- "be" is common for "are", e.g., "How be you?" is noted, to which "I be pretty middlin', thank ye" was the usual answer.
- Superlatives (+est) were used in place of the word "most", e.g., "the impudentest man I ever see"
- "You've no ought" was the equivalent of "you should not"
- "See" was used for saw (the preterite usually past simple) of see
- "Grow'd," "know'd," "see'd," "throw'd," and similar were however also used both for the perfect and participle passive of the verbs, e.g., "I've know'd a litter of seven whelps reared in that hole"
- Past participle takes more complex forms after common consonants "-ded," "-ted," e.g., attackted, drownded, "Such a country as this, where everything is either scorched up with the sun or drownded with the rain."
- The pleonastic use of "-like" denoting "vaguely", e.g. comfortable-like, timid-like, dazed-like, "I have felt lonesome-like ever since."
- "all along of" meaning "because"
- bait – an afternoon meal about 4 pm
- bannick – a verb meaning to beat or thrash
- baulky – is said of a person who tries to avoid you
- beazled – tired
- beatle – a mallet
- befront – in front of
- beleft – the participle of "believe"
- bettermost – upper-class people
- bly – a likeness, "he has a bly of his father"
- burden – a quantity
- comb – the moss that grows on church bells
- clung – moist or damp grass
- dryth – drought
- fail – a verb meaning to fall ill
- fly-golding – a ladybird
- foundrous – boggy or marshy
- gratten – stubble left in a field after harvest
- hem – a lot or much
- hot – a verb meaning to heat something up, "hot it over the fire"
- innardly – to talk innardly is to mumble
- leastways – otherwise
- lief – rather, "I'd lief not"
- lippy – rude
- market fresh – drunk
- messengers – small clouds (also called "water dogs")
- middlin – reasonable or average
- mixen – a heap of dung or soil
- mothery – mouldy
- notation – making a fuss
- nurt – a verb meaning to entice
- ornary – being unwell (the word means "ordinary")
- peart – brisk or lively
- picksome – pretty or dainty
- platty – uneven
- quirk – a faint noise indicating fear
- runagate – good for nothing
- sauce – vegetables, e.g. "green sauce", pronounced "soss"
- scrow – a verb to scowl
- shatter – sprinkling
- shifty – untidy
- shuckish – unsettled, showery weather
- snob – shoemaker
- spoon meat – soup
- statesman – landowner
- stood – stuck
- swimy – giddy
- the smoke – London
- tidy – adjective meaning good or well
- timmersome – timid
- uppards – towards London or in the north
- venturesome – brave
- welt – scorched
- wift – quick
Certain standard English words with nonstandard pronunciations:
" Acrost for across; agoo for ago; batcheldor for bachelor; brownchitis (or sometime brown titus) for bronchitis; chimley or chimbley for chimney; crowner for coroner; crowner's quest for coroner's inquest; curosity and curous for curiosity and curious ; death for deaf; disgest for digest, and indisgestion for indigestion; gownd for gown; scholard for scholar; nevvy for nephew; non-plush'd for non-plussed; refuge for refuse; quid for cud, " chewing the quid; "sarment for sermon; varmint for vermin; sloop for slope; spartacles for spectacles; spavin for spasms.
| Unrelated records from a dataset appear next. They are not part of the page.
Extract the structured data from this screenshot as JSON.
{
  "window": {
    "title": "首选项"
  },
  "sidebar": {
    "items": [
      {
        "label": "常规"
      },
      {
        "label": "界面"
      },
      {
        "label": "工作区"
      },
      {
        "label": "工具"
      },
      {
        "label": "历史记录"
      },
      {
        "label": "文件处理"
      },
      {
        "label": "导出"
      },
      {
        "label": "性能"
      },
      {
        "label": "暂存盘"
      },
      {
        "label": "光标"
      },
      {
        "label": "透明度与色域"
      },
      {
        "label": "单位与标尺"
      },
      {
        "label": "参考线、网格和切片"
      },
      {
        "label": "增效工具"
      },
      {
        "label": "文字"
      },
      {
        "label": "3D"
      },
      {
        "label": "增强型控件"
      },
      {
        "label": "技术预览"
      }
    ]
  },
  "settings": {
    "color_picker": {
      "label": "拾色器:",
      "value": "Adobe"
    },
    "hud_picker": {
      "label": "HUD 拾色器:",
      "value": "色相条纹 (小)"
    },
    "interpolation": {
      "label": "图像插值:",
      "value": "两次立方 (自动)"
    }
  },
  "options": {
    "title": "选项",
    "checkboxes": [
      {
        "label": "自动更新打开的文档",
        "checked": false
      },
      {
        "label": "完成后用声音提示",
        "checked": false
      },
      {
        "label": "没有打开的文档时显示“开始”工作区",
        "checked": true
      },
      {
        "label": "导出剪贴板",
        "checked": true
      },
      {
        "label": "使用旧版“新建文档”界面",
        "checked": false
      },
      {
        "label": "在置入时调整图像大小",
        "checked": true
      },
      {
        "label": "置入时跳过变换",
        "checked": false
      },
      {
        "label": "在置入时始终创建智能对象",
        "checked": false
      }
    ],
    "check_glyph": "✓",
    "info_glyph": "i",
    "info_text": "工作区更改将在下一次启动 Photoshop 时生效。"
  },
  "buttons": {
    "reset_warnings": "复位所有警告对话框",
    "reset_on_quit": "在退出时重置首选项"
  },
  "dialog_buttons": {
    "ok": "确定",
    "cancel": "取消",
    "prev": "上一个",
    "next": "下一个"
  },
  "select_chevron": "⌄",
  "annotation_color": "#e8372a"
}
I knew an old woman who was constantly suffering from "the windy spavin;" taters for potatoes; wunstfor once; wuts for oats, etc., etc."
- Davis, Graeme, Dictionary of Surrey English (2007), p.30
- Gower, Granville, A Glossary of Surrey Words, (1893), Oxford University Press